▶ **What you have to do**
Set down, in full, every record in the block.

(Records from a dataset)
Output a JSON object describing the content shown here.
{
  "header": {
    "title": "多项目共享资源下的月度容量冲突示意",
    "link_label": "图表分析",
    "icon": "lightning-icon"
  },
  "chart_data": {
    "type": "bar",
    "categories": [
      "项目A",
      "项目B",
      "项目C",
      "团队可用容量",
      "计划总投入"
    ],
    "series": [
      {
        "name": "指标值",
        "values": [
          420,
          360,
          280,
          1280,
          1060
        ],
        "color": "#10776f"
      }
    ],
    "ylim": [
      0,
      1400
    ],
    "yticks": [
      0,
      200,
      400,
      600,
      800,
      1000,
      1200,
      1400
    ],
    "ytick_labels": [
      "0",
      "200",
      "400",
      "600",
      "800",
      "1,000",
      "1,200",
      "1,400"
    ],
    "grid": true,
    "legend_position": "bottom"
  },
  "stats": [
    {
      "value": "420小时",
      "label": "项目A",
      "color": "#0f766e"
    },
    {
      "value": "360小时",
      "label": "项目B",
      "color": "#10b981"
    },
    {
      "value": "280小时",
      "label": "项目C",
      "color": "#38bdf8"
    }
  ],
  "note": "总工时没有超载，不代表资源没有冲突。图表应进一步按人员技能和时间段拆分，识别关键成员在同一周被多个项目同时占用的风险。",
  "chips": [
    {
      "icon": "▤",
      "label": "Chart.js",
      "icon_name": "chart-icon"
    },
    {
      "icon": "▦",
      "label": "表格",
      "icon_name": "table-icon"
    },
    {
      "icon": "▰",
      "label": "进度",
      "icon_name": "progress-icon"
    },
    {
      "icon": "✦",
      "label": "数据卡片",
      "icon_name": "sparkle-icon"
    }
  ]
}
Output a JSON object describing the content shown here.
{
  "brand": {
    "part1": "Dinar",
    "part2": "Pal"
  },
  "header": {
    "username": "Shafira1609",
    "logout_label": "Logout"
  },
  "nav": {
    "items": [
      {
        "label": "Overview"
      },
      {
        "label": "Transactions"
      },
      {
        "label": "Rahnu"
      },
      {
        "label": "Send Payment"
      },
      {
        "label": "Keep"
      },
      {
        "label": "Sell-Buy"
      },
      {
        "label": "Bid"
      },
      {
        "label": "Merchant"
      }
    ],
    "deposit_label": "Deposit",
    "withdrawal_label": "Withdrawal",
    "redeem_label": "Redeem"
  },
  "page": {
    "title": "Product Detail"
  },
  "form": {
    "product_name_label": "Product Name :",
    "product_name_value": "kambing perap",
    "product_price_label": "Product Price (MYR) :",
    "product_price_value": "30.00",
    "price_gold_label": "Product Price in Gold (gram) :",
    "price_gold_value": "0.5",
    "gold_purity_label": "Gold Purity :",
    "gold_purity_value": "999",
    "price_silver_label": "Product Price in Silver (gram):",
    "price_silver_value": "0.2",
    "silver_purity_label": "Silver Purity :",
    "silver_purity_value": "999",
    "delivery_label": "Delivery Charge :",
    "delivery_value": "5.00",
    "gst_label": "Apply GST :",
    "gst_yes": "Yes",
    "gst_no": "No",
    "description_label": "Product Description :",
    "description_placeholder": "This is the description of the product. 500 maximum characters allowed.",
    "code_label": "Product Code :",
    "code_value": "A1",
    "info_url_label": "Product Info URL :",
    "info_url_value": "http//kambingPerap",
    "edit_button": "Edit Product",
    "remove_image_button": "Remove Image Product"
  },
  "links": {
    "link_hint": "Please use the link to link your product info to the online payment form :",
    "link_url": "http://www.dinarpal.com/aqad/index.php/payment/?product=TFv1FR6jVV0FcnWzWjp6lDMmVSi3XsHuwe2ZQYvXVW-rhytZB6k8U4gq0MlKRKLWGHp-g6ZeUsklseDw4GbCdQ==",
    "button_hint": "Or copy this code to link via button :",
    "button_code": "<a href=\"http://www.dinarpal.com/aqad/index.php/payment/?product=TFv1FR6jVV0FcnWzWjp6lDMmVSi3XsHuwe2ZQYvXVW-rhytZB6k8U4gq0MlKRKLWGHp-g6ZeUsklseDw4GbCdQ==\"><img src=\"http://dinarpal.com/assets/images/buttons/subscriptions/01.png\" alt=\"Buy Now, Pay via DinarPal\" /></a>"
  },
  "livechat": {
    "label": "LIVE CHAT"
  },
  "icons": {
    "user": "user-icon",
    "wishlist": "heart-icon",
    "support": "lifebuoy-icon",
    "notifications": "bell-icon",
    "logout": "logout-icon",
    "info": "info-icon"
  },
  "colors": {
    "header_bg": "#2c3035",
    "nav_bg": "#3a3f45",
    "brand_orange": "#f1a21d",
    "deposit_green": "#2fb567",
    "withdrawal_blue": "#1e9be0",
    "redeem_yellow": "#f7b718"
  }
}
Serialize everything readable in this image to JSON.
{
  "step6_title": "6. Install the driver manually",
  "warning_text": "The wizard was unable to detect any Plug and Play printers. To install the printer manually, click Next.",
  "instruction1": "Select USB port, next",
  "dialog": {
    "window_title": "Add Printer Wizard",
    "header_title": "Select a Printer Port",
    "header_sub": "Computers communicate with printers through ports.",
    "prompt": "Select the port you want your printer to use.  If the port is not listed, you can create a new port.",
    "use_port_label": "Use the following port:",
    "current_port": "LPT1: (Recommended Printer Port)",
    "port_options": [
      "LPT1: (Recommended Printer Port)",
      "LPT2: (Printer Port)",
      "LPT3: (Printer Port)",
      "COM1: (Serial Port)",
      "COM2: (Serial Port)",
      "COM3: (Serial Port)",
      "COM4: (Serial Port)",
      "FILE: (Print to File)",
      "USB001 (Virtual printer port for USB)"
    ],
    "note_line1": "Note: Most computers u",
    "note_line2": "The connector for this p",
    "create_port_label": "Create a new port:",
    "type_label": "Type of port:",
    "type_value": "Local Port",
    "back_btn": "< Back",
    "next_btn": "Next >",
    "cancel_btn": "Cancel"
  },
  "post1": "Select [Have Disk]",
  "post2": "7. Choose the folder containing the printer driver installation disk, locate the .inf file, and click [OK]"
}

▶ **Reply to the exercise**
Output a JSON object describing the content shown here.
{
  "header": {
    "title": "多项目共享资源下的月度容量冲突示意",
    "link_label": "图表分析",
    "icon": "lightning-icon"
  },
  "chart_data": {
    "type": "bar",
    "categories": [
      "项目A",
      "项目B",
      "项目C",
      "团队可用容量",
      "计划总投入"
    ],
    "series": [
      {
        "name": "指标值",
        "values": [
          420,
          360,
          280,
          1280,
          1060
        ],
        "color": "#10776f"
      }
    ],
    "ylim": [
      0,
      1400
    ],
    "yticks": [
      0,
      200,
      400,
      600,
      800,
      1000,
      1200,
      1400
    ],
    "ytick_labels": [
      "0",
      "200",
      "400",
      "600",
      "800",
      "1,000",
      "1,200",
      "1,400"
    ],
    "grid": true,
    "legend_position": "bottom"
  },
  "stats": [
    {
      "value": "420小时",
      "label": "项目A",
      "color": "#0f766e"
    },
    {
      "value": "360小时",
      "label": "项目B",
      "color": "#10b981"
    },
    {
      "value": "280小时",
      "label": "项目C",
      "color": "#38bdf8"
    }
  ],
  "note": "总工时没有超载，不代表资源没有冲突。图表应进一步按人员技能和时间段拆分，识别关键成员在同一周被多个项目同时占用的风险。",
  "chips": [
    {
      "icon": "▤",
      "label": "Chart.js",
      "icon_name": "chart-icon"
    },
    {
      "icon": "▦",
      "label": "表格",
      "icon_name": "table-icon"
    },
    {
      "icon": "▰",
      "label": "进度",
      "icon_name": "progress-icon"
    },
    {
      "icon": "✦",
      "label": "数据卡片",
      "icon_name": "sparkle-icon"
    }
  ]
}
Output a JSON object describing the content shown here.
{
  "brand": {
    "part1": "Dinar",
    "part2": "Pal"
  },
  "header": {
    "username": "Shafira1609",
    "logout_label": "Logout"
  },
  "nav": {
    "items": [
      {
        "label": "Overview"
      },
      {
        "label": "Transactions"
      },
      {
        "label": "Rahnu"
      },
      {
        "label": "Send Payment"
      },
      {
        "label": "Keep"
      },
      {
        "label": "Sell-Buy"
      },
      {
        "label": "Bid"
      },
      {
        "label": "Merchant"
      }
    ],
    "deposit_label": "Deposit",
    "withdrawal_label": "Withdrawal",
    "redeem_label": "Redeem"
  },
  "page": {
    "title": "Product Detail"
  },
  "form": {
    "product_name_label": "Product Name :",
    "product_name_value": "kambing perap",
    "product_price_label": "Product Price (MYR) :",
    "product_price_value": "30.00",
    "price_gold_label": "Product Price in Gold (gram) :",
    "price_gold_value": "0.5",
    "gold_purity_label": "Gold Purity :",
    "gold_purity_value": "999",
    "price_silver_label": "Product Price in Silver (gram):",
    "price_silver_value": "0.2",
    "silver_purity_label": "Silver Purity :",
    "silver_purity_value": "999",
    "delivery_label": "Delivery Charge :",
    "delivery_value": "5.00",
    "gst_label": "Apply GST :",
    "gst_yes": "Yes",
    "gst_no": "No",
    "description_label": "Product Description :",
    "description_placeholder": "This is the description of the product. 500 maximum characters allowed.",
    "code_label": "Product Code :",
    "code_value": "A1",
    "info_url_label": "Product Info URL :",
    "info_url_value": "http//kambingPerap",
    "edit_button": "Edit Product",
    "remove_image_button": "Remove Image Product"
  },
  "links": {
    "link_hint": "Please use the link to link your product info to the online payment form :",
    "link_url": "http://www.dinarpal.com/aqad/index.php/payment/?product=TFv1FR6jVV0FcnWzWjp6lDMmVSi3XsHuwe2ZQYvXVW-rhytZB6k8U4gq0MlKRKLWGHp-g6ZeUsklseDw4GbCdQ==",
    "button_hint": "Or copy this code to link via button :",
    "button_code": "<a href=\"http://www.dinarpal.com/aqad/index.php/payment/?product=TFv1FR6jVV0FcnWzWjp6lDMmVSi3XsHuwe2ZQYvXVW-rhytZB6k8U4gq0MlKRKLWGHp-g6ZeUsklseDw4GbCdQ==\"><img src=\"http://dinarpal.com/assets/images/buttons/subscriptions/01.png\" alt=\"Buy Now, Pay via DinarPal\" /></a>"
  },
  "livechat": {
    "label": "LIVE CHAT"
  },
  "icons": {
    "user": "user-icon",
    "wishlist": "heart-icon",
    "support": "lifebuoy-icon",
    "notifications": "bell-icon",
    "logout": "logout-icon",
    "info": "info-icon"
  },
  "colors": {
    "header_bg": "#2c3035",
    "nav_bg": "#3a3f45",
    "brand_orange": "#f1a21d",
    "deposit_green": "#2fb567",
    "withdrawal_blue": "#1e9be0",
    "redeem_yellow": "#f7b718"
  }
}
Serialize everything readable in this image to JSON.
{
  "step6_title": "6. Install the driver manually",
  "warning_text": "The wizard was unable to detect any Plug and Play printers. To install the printer manually, click Next.",
  "instruction1": "Select USB port, next",
  "dialog": {
    "window_title": "Add Printer Wizard",
    "header_title": "Select a Printer Port",
    "header_sub": "Computers communicate with printers through ports.",
    "prompt": "Select the port you want your printer to use.  If the port is not listed, you can create a new port.",
    "use_port_label": "Use the following port:",
    "current_port": "LPT1: (Recommended Printer Port)",
    "port_options": [
      "LPT1: (Recommended Printer Port)",
      "LPT2: (Printer Port)",
      "LPT3: (Printer Port)",
      "COM1: (Serial Port)",
      "COM2: (Serial Port)",
      "COM3: (Serial Port)",
      "COM4: (Serial Port)",
      "FILE: (Print to File)",
      "USB001 (Virtual printer port for USB)"
    ],
    "note_line1": "Note: Most computers u",
    "note_line2": "The connector for this p",
    "create_port_label": "Create a new port:",
    "type_label": "Type of port:",
    "type_value": "Local Port",
    "back_btn": "< Back",
    "next_btn": "Next >",
    "cancel_btn": "Cancel"
  },
  "post1": "Select [Have Disk]",
  "post2": "7. Choose the folder containing the printer driver installation disk, locate the .inf file, and click [OK]"
}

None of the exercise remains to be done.